There has been a lot of buzz about the Farm Show this week. Despite having lived in a fairly rural suburb of Philadelphia for most of my childhood, it's an annual miracle I'd never heard of till I moved to the Harrisburg area. And when I did, color me astonished. I mean, you do not know how enthusiastic people can be about a milkshake till you ask someone from the Burg about the Farm Show. On top of that, it turned out like basically everyone I knew here had worked there in high school or college, winter's answer to the service Hershey Park provides employing the region's youth in the summer. I asked former Farm Show employee and guest contributor, Cristion O'Leary-Rockey to spare a few words on the topic. What follows is the resulting unsolicited and uncompensated advertisement for the state's big show. If you're around tomorrow and are willing to brave crowds in the age of Omicron, check out the last day. If not, keep it in your pocket for next winter.
If you’re a Central Pennsylvania native like me, then you’re likely familiar with many of the great Keystone state’s claims to fame: Hershey kisses, the Liberty Bell, the Little Grand Canyon, horses and buggies, Wawa. The list goes on. It’s mid-January now, and if you’re from this part of PA or familiar with it, then mid-January means the Farm Show, the largest inside agricultural event in the US. PA’s been host to this 8-day festival of sorts for 106 years now, and this year they’re back in person, and in style.
Every year, hundreds of people (Hundreds? Thousands?) flock to ol’ Harrisburg for the PA Farm Show, a robust display of all that agrarian America has to offer. There’s cattle wrangling, bronco bucking, tractors, giant butter sculptures, cows/rabbits/horses/fried batter/ice cream/10-gallon hats/auctioneers rattling off livestock prices…
There’s a lot, man.
And take it from me—I’m no country boy. The closest to farming I get is mowing the lawn (and even that needs some motivating) The PA Farm Show is composed of—and tailored to—those with agricultural sentiments, but it can still be a blast if it's not part of your cultural identity.

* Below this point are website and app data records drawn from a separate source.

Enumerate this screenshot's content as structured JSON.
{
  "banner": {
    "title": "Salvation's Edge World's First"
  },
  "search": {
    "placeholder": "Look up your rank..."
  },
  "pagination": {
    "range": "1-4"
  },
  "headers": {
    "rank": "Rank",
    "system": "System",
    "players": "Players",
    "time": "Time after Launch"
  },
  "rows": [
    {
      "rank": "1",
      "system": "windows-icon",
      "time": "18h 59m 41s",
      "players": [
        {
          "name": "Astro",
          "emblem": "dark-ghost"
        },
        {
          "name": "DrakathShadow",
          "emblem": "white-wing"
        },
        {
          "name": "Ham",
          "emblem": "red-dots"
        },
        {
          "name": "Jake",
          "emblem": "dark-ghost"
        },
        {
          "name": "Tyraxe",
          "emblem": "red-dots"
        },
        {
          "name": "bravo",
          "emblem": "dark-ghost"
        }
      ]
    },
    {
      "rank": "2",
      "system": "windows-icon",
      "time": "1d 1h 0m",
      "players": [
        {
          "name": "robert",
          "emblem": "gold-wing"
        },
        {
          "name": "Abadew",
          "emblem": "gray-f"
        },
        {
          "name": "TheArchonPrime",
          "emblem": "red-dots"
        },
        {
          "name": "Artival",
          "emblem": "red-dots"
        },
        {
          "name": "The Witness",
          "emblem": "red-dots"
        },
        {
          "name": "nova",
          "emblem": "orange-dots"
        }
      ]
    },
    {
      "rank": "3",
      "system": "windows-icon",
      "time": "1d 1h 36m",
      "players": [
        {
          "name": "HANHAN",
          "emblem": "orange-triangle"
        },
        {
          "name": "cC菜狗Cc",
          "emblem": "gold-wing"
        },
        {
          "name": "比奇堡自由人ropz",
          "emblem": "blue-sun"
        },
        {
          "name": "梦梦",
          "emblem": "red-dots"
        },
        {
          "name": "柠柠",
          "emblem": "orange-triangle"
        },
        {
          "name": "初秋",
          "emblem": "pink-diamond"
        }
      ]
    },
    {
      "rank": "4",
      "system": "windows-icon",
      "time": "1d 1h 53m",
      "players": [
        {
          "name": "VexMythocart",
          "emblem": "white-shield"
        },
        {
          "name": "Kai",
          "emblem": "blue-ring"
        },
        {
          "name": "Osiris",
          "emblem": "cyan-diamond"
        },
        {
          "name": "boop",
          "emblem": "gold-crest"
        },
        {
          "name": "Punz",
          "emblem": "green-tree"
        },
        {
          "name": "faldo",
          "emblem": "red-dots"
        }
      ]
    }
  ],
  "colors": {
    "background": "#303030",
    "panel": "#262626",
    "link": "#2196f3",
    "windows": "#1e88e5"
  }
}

The food is fantastic, man. Like dayum. Throughout the rest of the year, you may occasionally happen upon outlets like restaurants and art fairs with the fabled sign “PA Farmshow Milkshakes here!” Well ladies and gentlemen, here’s where that probability curve hits 100%. Do yourself a favor: if you purchase nothing else get one of those bad boys. Want more than a dessert option? I can’t even go into the myriad calorically substantive food choices you have to choose from in the packed food court off the lobby. If there's nothing else you like about it, you can at least stand in line to eat.
Over the years of attending, I’ve seen a fair bit of the variety the Farm Show has to offer. I even spent a couple of college winter breaks working the Farm Show, a local rite of passage to function as a silent member of the humming collective that keeps it running. It’s a huge facility: 1 million square feet and that’s not hard to believe when you see it. You can spend a day there—you could spend a weekend even—hell you could probably spend the week living in the vents there without exhausting everything it has to offer. With different shows every day and two separate competition spaces, you’re guaranteed a chance for some fashion of genuine entertainment. If you walk through the complex, you’ll find all auctions, trucks, and all manner of human and agricultural animals—some for petting, others for admiring, some even for traumatizing if you're not into watching live births— and loads of information and booths about the state's climate, local plants and wildlife, mushrooms.
It’s a solid place to drop some money. There’s a good deal of custom clothing of the country-style to be had, including some bad ass boots if you’re partial to that sort of thing like me. You’ll find artisans and creators with some beautiful works to see or bring home if they strike your fancy. There’s really no shortage of ways to spend, which is only a drawback if you let it be. You don’t need to. Just bring a couple bucks for one of those milkshakes (and $15 for parking).
Ultimately, the Farm Show is a staple of Pennsylvania life—at least from my Central PA vantage point. It gives a colorful variety of people a chance to come together under one (large) roof, swap stories, show off their wares, and be proud of what they do. For those reasons alone I’d say its worth going at least once in your life.
Cristion O'Leary-Rockey is a musician, chemist, philosopher, dad, and all-around delight. Born and raised in the Harrisburg area, his optimism and sincerity set his perspective apart. A contributor to a number of musical projects, you can find him performing regularly around town, or you can seek out his tinctures created for Myco Mecca Mushrooms.